Al:        The HMR do not specifically define the phrase “distributed throughout” as it applies to the definition of LSA-II or LSA-III material. Furthermore, the HMR do not specify qualitative or quantitative techniques to determine if radioactivity is “distributed throughout” a material. In July of 1998, the Department of Transportation and the Nuclear Regulatory Commission published a guidance document titled, “Categorizing and Transporting Low Specific Activity Materials and Surface Contaminated Objects;” NUREG-1608. The guidance in NUREG-l608 remains applicable for classifying material in accordance with the current regulations. The guidance in NUREG-1608 clarifies that the term “distributed throughout” may include non-homogeneous materials and states that both qualitative and quantitative methods may be used to determine if the activity of the radioactive material is considered to be distributed throughout. The guidance states that qualitative techniques may generally be used for LSA materials having radioactivity in quantities less than 1 A2 but for materials with radioactivity exceeding 1 A quantitative techniques are more appropriate. This determination can be made through reasoned argument, reference, calculation, or measurement. An acceptable method to quantitatively determine if a material’s radioactivity is “distributed throughout” is provided in NUREG-1608 as follows:

“For distributed throughout, the material can be divided into ten or more equal volumes.

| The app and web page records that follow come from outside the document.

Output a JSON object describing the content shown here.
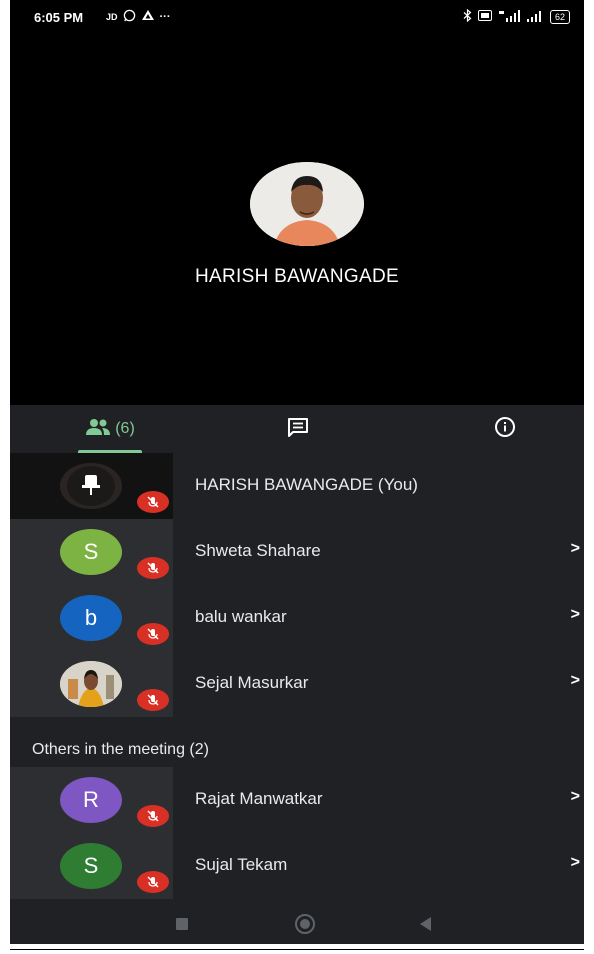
{
  "status_bar": {
    "time": "6:05 PM",
    "left_icons": [
      "jio-icon",
      "whatsapp-icon",
      "drive-icon",
      "more-dots-icon"
    ],
    "carrier_label": "JD",
    "more": "···",
    "right_icons": [
      "bluetooth-icon",
      "volte-icon",
      "signal-4g-icon",
      "signal-icon",
      "battery-icon"
    ],
    "battery": "62"
  },
  "stage": {
    "speaker_name": "HARISH BAWANGADE"
  },
  "tabs": {
    "people_count": "(6)",
    "items": [
      "people-tab",
      "chat-tab",
      "info-tab"
    ]
  },
  "participants": [
    {
      "name": "HARISH BAWANGADE (You)",
      "initial": "",
      "avatar_color": "#1f1f1f",
      "muted": true,
      "chevron": false,
      "kind": "self"
    },
    {
      "name": "Shweta Shahare",
      "initial": "S",
      "avatar_color": "#7cb342",
      "muted": true,
      "chevron": true,
      "kind": "letter"
    },
    {
      "name": "balu wankar",
      "initial": "b",
      "avatar_color": "#1565c0",
      "muted": true,
      "chevron": true,
      "kind": "letter"
    },
    {
      "name": "Sejal Masurkar",
      "initial": "",
      "avatar_color": "#d8d3c7",
      "muted": true,
      "chevron": true,
      "kind": "photo"
    }
  ],
  "others_label": "Others in the meeting (2)",
  "others": [
    {
      "name": "Rajat Manwatkar",
      "initial": "R",
      "avatar_color": "#7e57c2",
      "muted": true,
      "chevron": true
    },
    {
      "name": "Sujal Tekam",
      "initial": "S",
      "avatar_color": "#2e7d32",
      "muted": true,
      "chevron": true
    }
  ],
  "colors": {
    "accent": "#81c995",
    "muted_badge": "#d93025",
    "panel": "#202124",
    "thumb": "#2d2e31"
  }
}
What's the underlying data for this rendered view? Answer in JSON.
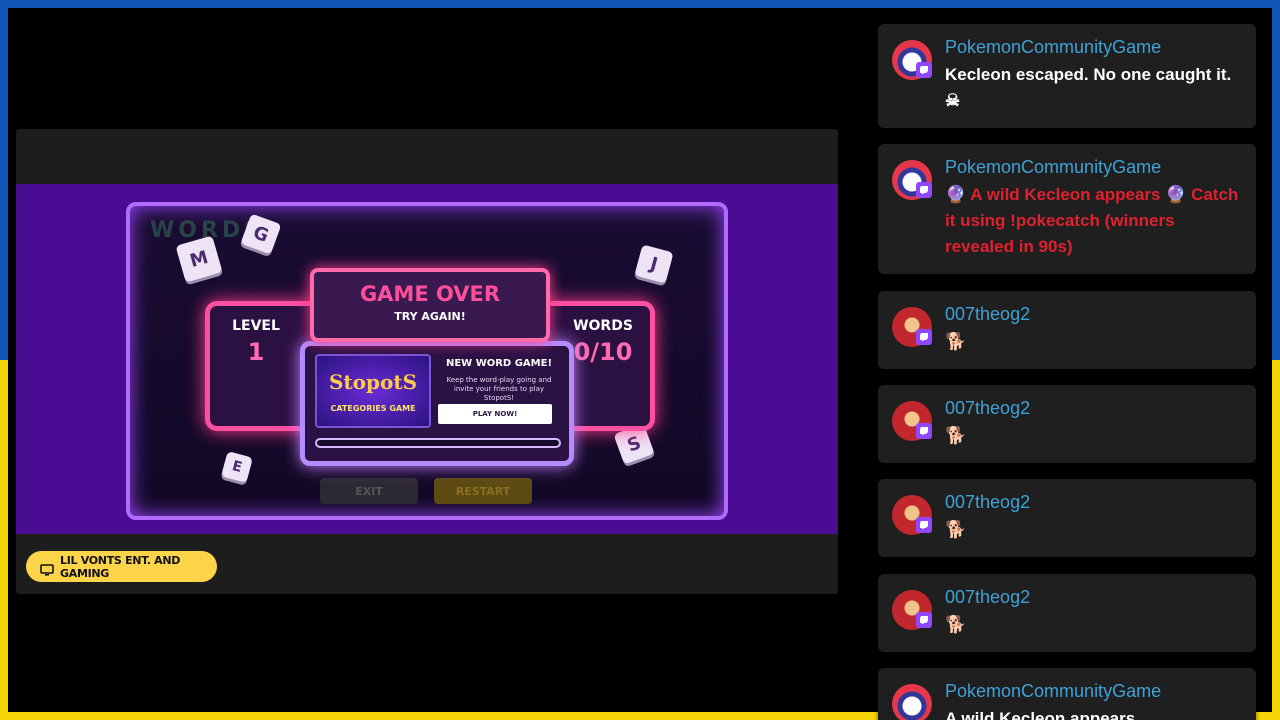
{
  "stream": {
    "game": {
      "ghost_title": "WORDS",
      "dice": [
        "G",
        "M",
        "J",
        "S",
        "E"
      ],
      "ghost_buttons": [
        "EXIT",
        "RESTART"
      ],
      "game_over_title": "GAME OVER",
      "game_over_subtitle": "TRY AGAIN!",
      "level_label": "LEVEL",
      "level_value": "1",
      "words_label": "WORDS",
      "words_value": "0/10",
      "promo": {
        "brand": "StopotS",
        "tag": "CATEGORIES GAME",
        "heading": "NEW WORD GAME!",
        "text": "Keep the word-play going and invite your friends to play StopotS!",
        "button": "PLAY NOW!"
      }
    },
    "channel_label": "LIL VONTS ENT. AND GAMING"
  },
  "chat": {
    "messages": [
      {
        "user": "PokemonCommunityGame",
        "text": "Kecleon escaped. No one caught it.",
        "emote": "☠",
        "avatar": "poke-avatar",
        "alert": false
      },
      {
        "user": "PokemonCommunityGame",
        "text": "🔮 A wild Kecleon appears 🔮 Catch it using !pokecatch (winners revealed in 90s)",
        "avatar": "poke-avatar",
        "alert": true
      },
      {
        "user": "007theog2",
        "text": "🐕",
        "avatar": "user-avatar",
        "alert": false
      },
      {
        "user": "007theog2",
        "text": "🐕",
        "avatar": "user-avatar",
        "alert": false
      },
      {
        "user": "007theog2",
        "text": "🐕",
        "avatar": "user-avatar",
        "alert": false
      },
      {
        "user": "007theog2",
        "text": "🐕",
        "avatar": "user-avatar",
        "alert": false
      },
      {
        "user": "PokemonCommunityGame",
        "text": "A wild Kecleon appears...",
        "avatar": "poke-avatar",
        "alert": false
      }
    ]
  },
  "colors": {
    "flag_blue": "#1356b8",
    "flag_yellow": "#f5d50a",
    "username_blue": "#3ea2d8",
    "alert_red": "#e0202e",
    "game_purple": "#4a0c92",
    "badge_yellow": "#fbd44a"
  }
}
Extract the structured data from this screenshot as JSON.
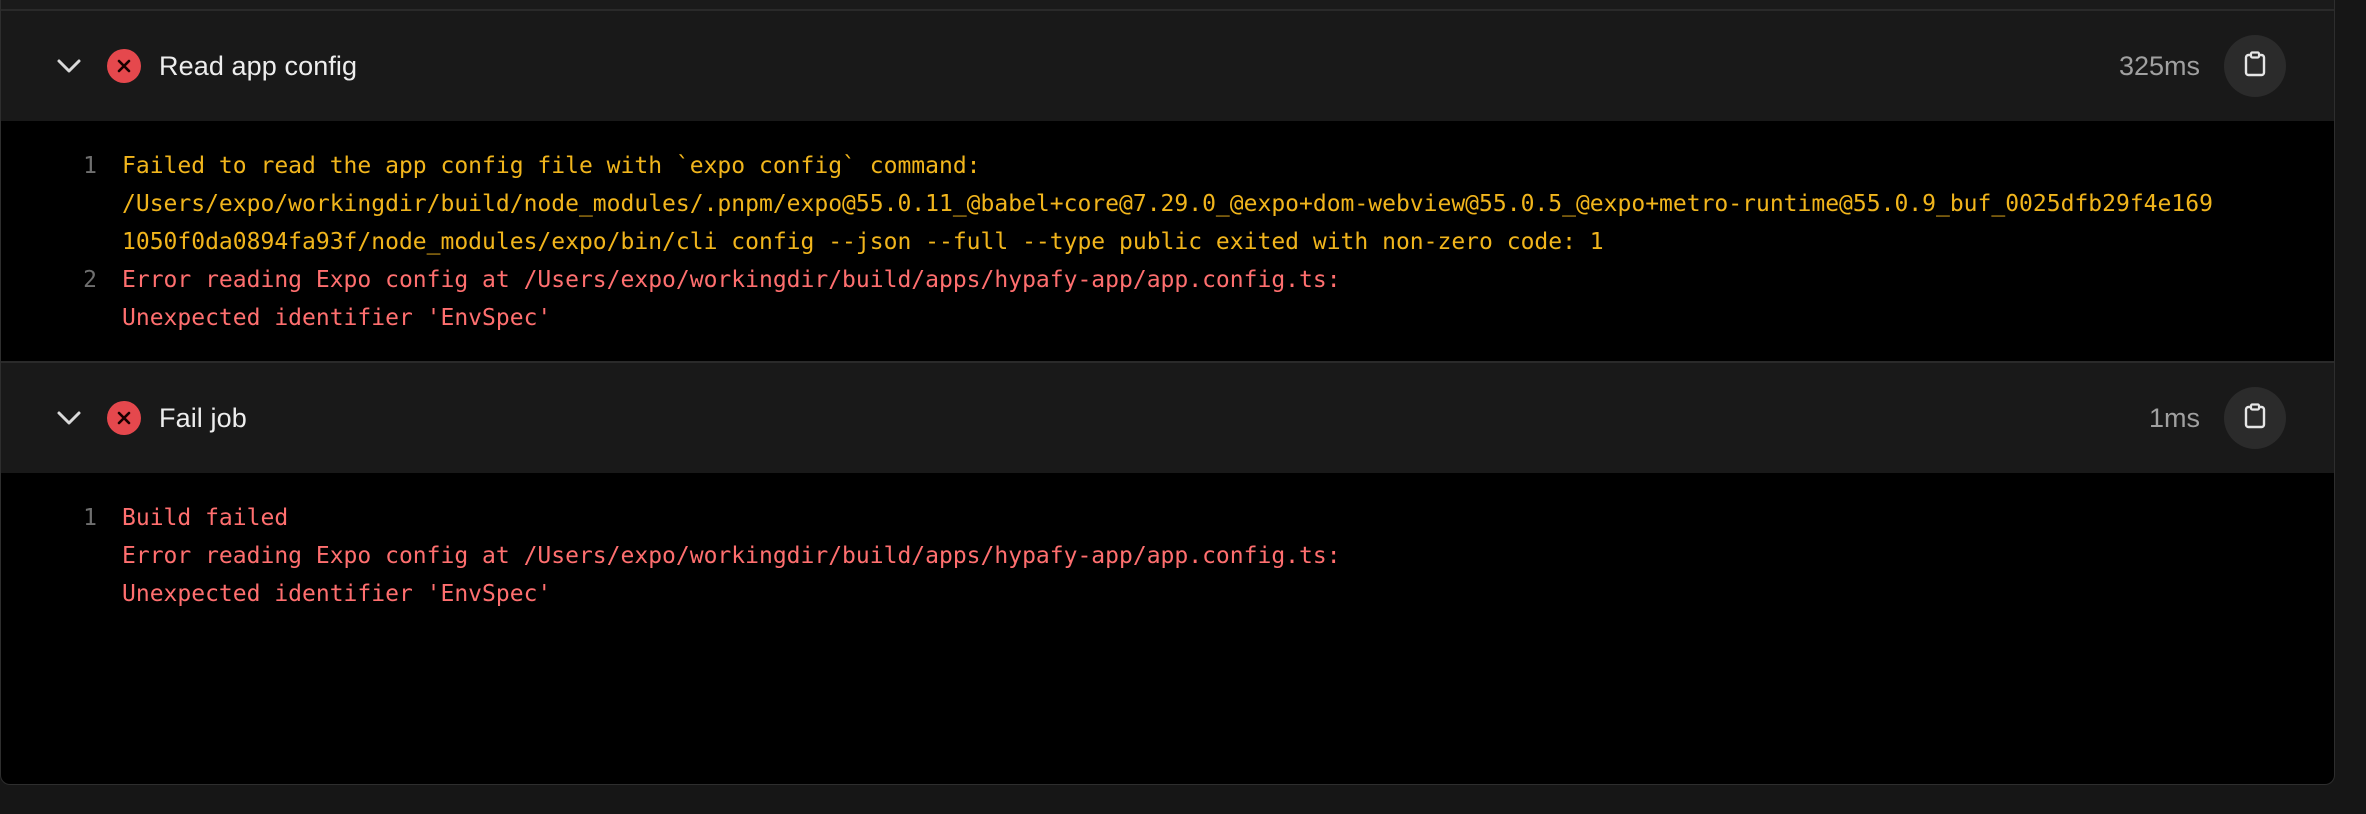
{
  "steps": [
    {
      "title": "Read app config",
      "duration": "325ms",
      "log": [
        {
          "no": "1",
          "text": "Failed to read the app config file with `expo config` command:",
          "level": "warn"
        },
        {
          "no": "",
          "text": "/Users/expo/workingdir/build/node_modules/.pnpm/expo@55.0.11_@babel+core@7.29.0_@expo+dom-webview@55.0.5_@expo+metro-runtime@55.0.9_buf_0025dfb29f4e169",
          "level": "warn"
        },
        {
          "no": "",
          "text": "1050f0da0894fa93f/node_modules/expo/bin/cli config --json --full --type public exited with non-zero code: 1",
          "level": "warn"
        },
        {
          "no": "2",
          "text": "Error reading Expo config at /Users/expo/workingdir/build/apps/hypafy-app/app.config.ts:",
          "level": "err"
        },
        {
          "no": "",
          "text": "",
          "level": "err"
        },
        {
          "no": "",
          "text": "Unexpected identifier 'EnvSpec'",
          "level": "err"
        }
      ]
    },
    {
      "title": "Fail job",
      "duration": "1ms",
      "log": [
        {
          "no": "1",
          "text": "Build failed",
          "level": "err"
        },
        {
          "no": "",
          "text": "",
          "level": "err"
        },
        {
          "no": "",
          "text": "Error reading Expo config at /Users/expo/workingdir/build/apps/hypafy-app/app.config.ts:",
          "level": "err"
        },
        {
          "no": "",
          "text": "",
          "level": "err"
        },
        {
          "no": "",
          "text": "Unexpected identifier 'EnvSpec'",
          "level": "err"
        }
      ]
    }
  ],
  "icons": {
    "toggle": "chevron-down-icon",
    "status": "error-x-icon",
    "copy": "clipboard-icon"
  },
  "colors": {
    "warning_text": "#f1b51c",
    "error_text": "#ff6f6f",
    "status_error": "#e5484d"
  }
}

The volume of each portion should he no greater than 0. 1m³. The
specific activity of each volume should then be assessed (through me treatments, calculations, or process knowledge) and compared. Specific activity differences between any two volumes should not vary by more than a factor of 10.”
Q2:      Because of the Department of Energy radioactive materials safety considerations for keeping worker exposure to radioactive materials As Low As Reasonably Achievable (ALARA), it is not always feasible to make extensive direct radiation or contamination measurements. When using the NUREG-1608 techniques, what are the DOT expectations for a shipper of LSA materials to document that they have in fact met the requirement of showing that the specific activity in the waste matrix does not vary by more than a factor of ten from one portion to another in the total volume of waste?

A2:       It is the shipper’s responsibility to properly class and describe a hazardous material in accordance with the HMR. The recommended techniques in NUREG- 1603 for determining if radioactivity is “distributed throughout” a material are guidance only; the HMR do not require that these techniques be applied. Alternative methods 0 determining if radioactivity is “distributed throughout” a material may be acceptable for the purpose classing an LSA material, provided the determination is adequately justified.

The techniques described in NUREG-1608 provide a conceptual framework for determining whether the radioactivity is “distributed throughout” a given LSA material. In applying those techniques, the shipper may use any information available to estimate whether the criteria stated there are satisfied. In most cases it would not be expected that. the shipper physically divide up the material in 0.1 m³ (or smaller) volumes and measure the average specific activity in each. However, if the total activity of the material exceeds 1 A2 some quantitative analysis is expected.

Q3:      How is “void space” in a waste matrix of LSA material considered in the above question? Must it be included in the quantitative calculation of radioactivity?

A4:       Under the method described in Al, void space does not have to be included in the calculation of activity distribution for the purpose of determining if a material is LSA under the HMR.

I hope this information is helpful. If you have further questions, please do not hesitate to contact this office.



John A. Gale
Chief, Standards Development
Office of Hazardous Materials Standards


Regulation Sections

Section Subject
173.403 Definitions